Beyond Safe Routes: Active Transportation

Beyond Safe Routes: Active Transportation

Over the past century, many of our states, cities, counties, and towns have built many miles of streets and roads that are safe and comfortable only for travel in one way: in a motor vehicle. These roadways often lack sidewalks, have lanes too narrow to share safely with bicyclists, and feature few, poorly marked, or dangerous pedestrian crossings.

More than 5,000 pedestrians and bicyclists die each year on U.S. roads. At the same time, the demand for walkable, bikeable communities is higher than ever before. Communities are recognizing the need to support walking, bicycling, and safe routes to transit for people of all ages and abilities by increasing funding, advancing Complete Streets policies, supporting equitable Vision Zero policies, revising comprehensive plans to incorporate active transportation, and addressing the many additional ways that our current policies and practices fail to support equitable transportation.

Active Transportation: A Matter of Equity

Low-income people and people of color currently walk and bicycle at rates that are similar to or higher than the rest of the population, and those rates are growing more rapidly. The obstacles encountered in our car-centric society for those who do not have consistent access to a car affect these populations more profoundly, limiting access to daily needs and to upward mobility. And the health and community benefits of active transportation have the potential to significantly address some of the disparities that are deeply detrimental for many low-income communities and communities of color.

Low-income people have the highest rates of walking and bicycling to work. Children from low-income households and children of color, particularly Latinos and African Americans, are more likely to bike or walk to school than whites or higher-income students. Yet low-income communities have fewer sidewalks, bike lanes, and street lights than high-income communities, meaning conditions for walking and bicycling are more dangerous. As a result, low-income people are twice as likely to be killed while walking than high-income people.

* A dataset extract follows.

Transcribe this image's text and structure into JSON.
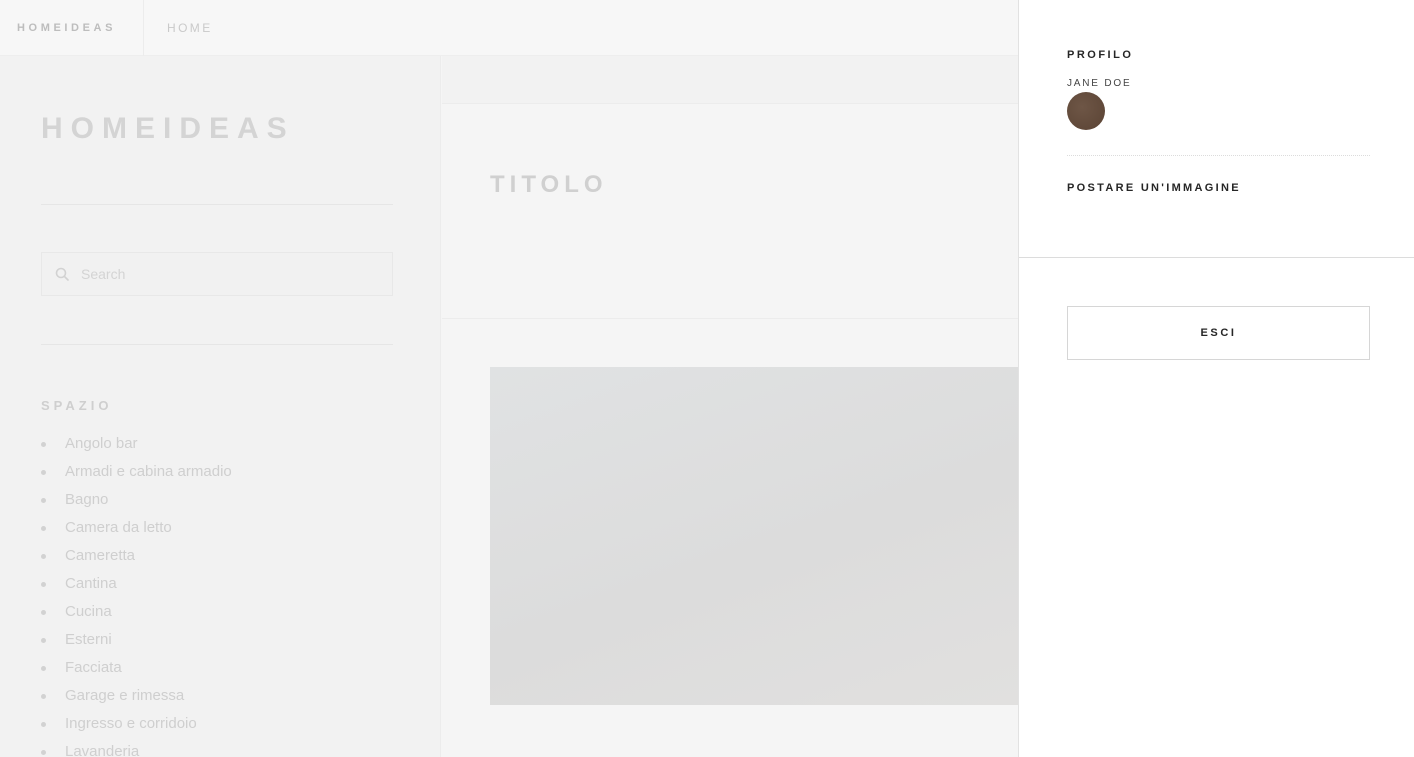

Increasingly, communities of color and low income communities are organizing to support walking and biking in their neighborhoods and demand investment in safe streets.  This work is a key area of effort for the National Partnership and the Safe Routes to School community.

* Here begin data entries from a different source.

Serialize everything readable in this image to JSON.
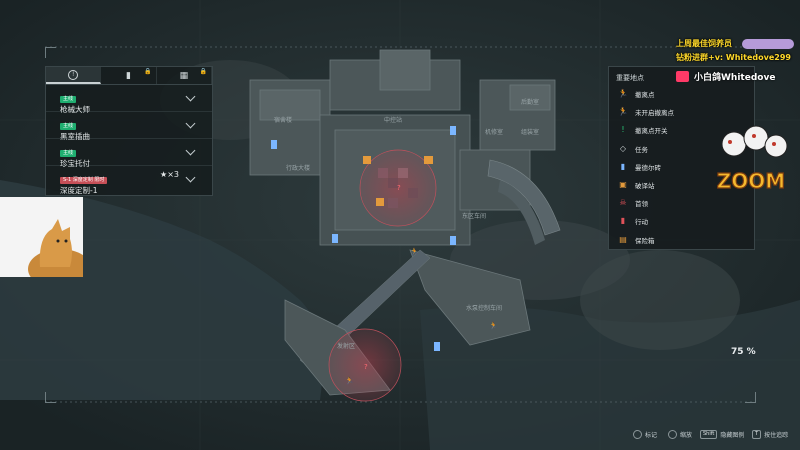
{
  "missions": {
    "tabs": [
      {
        "icon": "mission-alert-icon",
        "locked": false
      },
      {
        "icon": "flag-icon",
        "locked": true
      },
      {
        "icon": "calendar-icon",
        "locked": true
      }
    ],
    "items": [
      {
        "tag": "主线",
        "title": "枪械大师",
        "tag_color": "#1fae70",
        "extra": ""
      },
      {
        "tag": "主线",
        "title": "黑室插曲",
        "tag_color": "#1fae70",
        "extra": ""
      },
      {
        "tag": "主线",
        "title": "珍宝托付",
        "tag_color": "#1fae70",
        "extra": ""
      },
      {
        "tag": "S-1 深度定制 限时",
        "title": "深度定制-1",
        "tag_color": "#c64f57",
        "extra": "★×3"
      }
    ]
  },
  "legend": {
    "title": "重要地点",
    "items": [
      {
        "label": "撤离点",
        "icon": "running-exit-icon",
        "color": "#28c777"
      },
      {
        "label": "未开启撤离点",
        "icon": "running-exit-closed-icon",
        "color": "#9aa6aa"
      },
      {
        "label": "撤离点开关",
        "icon": "exit-switch-icon",
        "color": "#28c777"
      },
      {
        "label": "任务",
        "icon": "mission-icon",
        "color": "#cfd6d8"
      },
      {
        "label": "曼德尔砖",
        "icon": "mandel-brick-icon",
        "color": "#7bb6ff"
      },
      {
        "label": "破译站",
        "icon": "decrypt-station-icon",
        "color": "#e39a3c"
      },
      {
        "label": "首领",
        "icon": "boss-icon",
        "color": "#e05259"
      },
      {
        "label": "行动",
        "icon": "action-icon",
        "color": "#e05259"
      },
      {
        "label": "保险箱",
        "icon": "safe-icon",
        "color": "#e39a3c"
      }
    ]
  },
  "map": {
    "zoom": "75 %",
    "labels": [
      "宿舍楼",
      "行政大楼",
      "中控站",
      "东区车间",
      "水泵控制车间",
      "发射区",
      "机修室",
      "组装室",
      "后勤室"
    ]
  },
  "stream": {
    "promo_line1": "上周最佳饲养员",
    "promo_line2": "钻粉进群+v: Whitedove299",
    "streamer_name": "小白鸽Whitedove",
    "logo_text": "ZOOM"
  },
  "bottom_hints": [
    {
      "key": "",
      "label": "标记",
      "icon": "mouse-icon"
    },
    {
      "key": "",
      "label": "缩放",
      "icon": "scroll-icon"
    },
    {
      "key": "Shift",
      "label": "隐藏图例",
      "icon": ""
    },
    {
      "key": "T",
      "label": "按住追踪",
      "icon": ""
    }
  ],
  "colors": {
    "accent_green": "#1fae70",
    "danger_red": "#c64f57",
    "legend_bg": "#161c1e"
  }
}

Complete Streets Policies

Each year local jurisdictions throughout the United States spend a combined total of hundreds of billions of dollars to build new roads and highways and to reconstruct and resurface existing facilities. This investment provides an opportunity to design and implement "Complete Streets" which serve the needs of all transportation users including pedestrians, bicyclists, people with disabilities, transit riders, and automobile users. A seamless network of Complete Streets including on-street walking and bicycling facilities, trails, and transit should connect schools, homes, shopping, employment centers, recreation areas, and other destinations.

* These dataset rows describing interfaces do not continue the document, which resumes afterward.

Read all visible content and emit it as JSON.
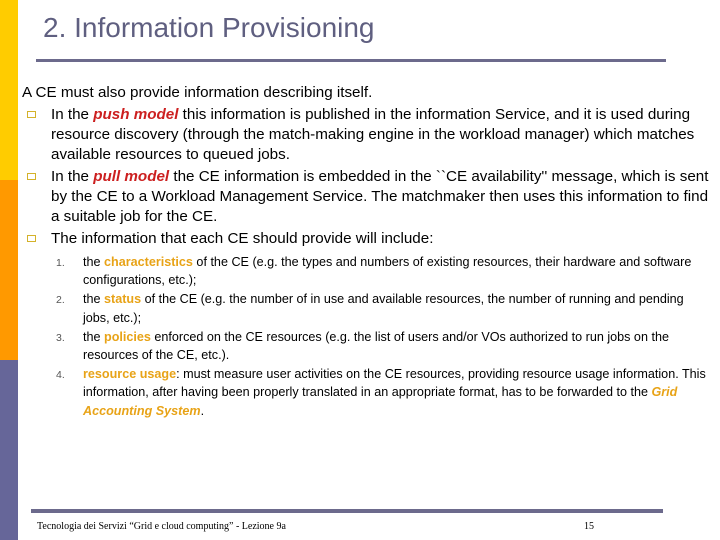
{
  "slide": {
    "title": "2. Information Provisioning",
    "intro": "A CE must also provide information  describing itself.",
    "bullets": [
      {
        "icon": "square-bullet-icon",
        "pre": "In the ",
        "emphasis": "push model",
        "post": " this information is published in the information Service, and it is used during resource discovery (through the match-making engine in the workload manager) which matches available resources to queued jobs."
      },
      {
        "icon": "square-bullet-icon",
        "pre": "In the ",
        "emphasis": "pull model",
        "post": " the CE information is embedded in the ``CE availability'' message, which is sent by the CE to a Workload Management Service. The matchmaker then uses this information to find a suitable job for the CE."
      },
      {
        "icon": "square-bullet-icon",
        "text": "The information that each CE should provide will include:"
      }
    ],
    "numbered": [
      {
        "num": "1.",
        "pre": "the ",
        "highlight": "characteristics",
        "post": " of the CE (e.g. the types and numbers of existing  resources, their hardware and software configurations, etc.);"
      },
      {
        "num": "2.",
        "pre": "the ",
        "highlight": "status",
        "post": " of the CE (e.g. the number of in use and available resources, the number of running and pending jobs, etc.);"
      },
      {
        "num": "3.",
        "pre": "the ",
        "highlight": "policies",
        "post": " enforced on the CE resources (e.g. the list of users and/or VOs authorized to run jobs on the resources of the CE, etc.)."
      },
      {
        "num": "4.",
        "pre": " ",
        "highlight": "resource usage",
        "post": ": must measure user activities on the CE resources, providing resource usage information. This information, after having been properly translated in an appropriate format, has to be forwarded to the ",
        "highlight2": "Grid Accounting System",
        "post2": "."
      }
    ]
  },
  "footer": {
    "text": "Tecnologia dei Servizi “Grid e cloud computing” - Lezione 9a",
    "page_number": "15"
  },
  "colors": {
    "sidebar_yellow": "#ffcc00",
    "sidebar_orange": "#ff9900",
    "sidebar_purple": "#666699",
    "title": "#5f5f80",
    "rule": "#6c6a8c",
    "emphasis_red": "#cc1f1f",
    "highlight_orange": "#e8a317",
    "bullet_marker": "#d4b22a"
  }
}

Complete Streets policies require that every time a street is newly built or renovated, it is made complete by providing safe facilities for all transportation users – pedestrians, bicyclists, the disabled, transit users, and motorists. This is an important strategy for Safe Routes to School, as children are our most vulnerable roadway users, and roads leading to schools are regularly built and reconstructed.

Complete Streets policies can be inserted into general plan documents, regional transportation plans, or funding mechanisms such as bonds or transportation sales taxes. They can be legislated through state or local laws, or through resolutions by governing bodies. Alternatively, policies can be internally adopted by public works departments or state departments of transportation.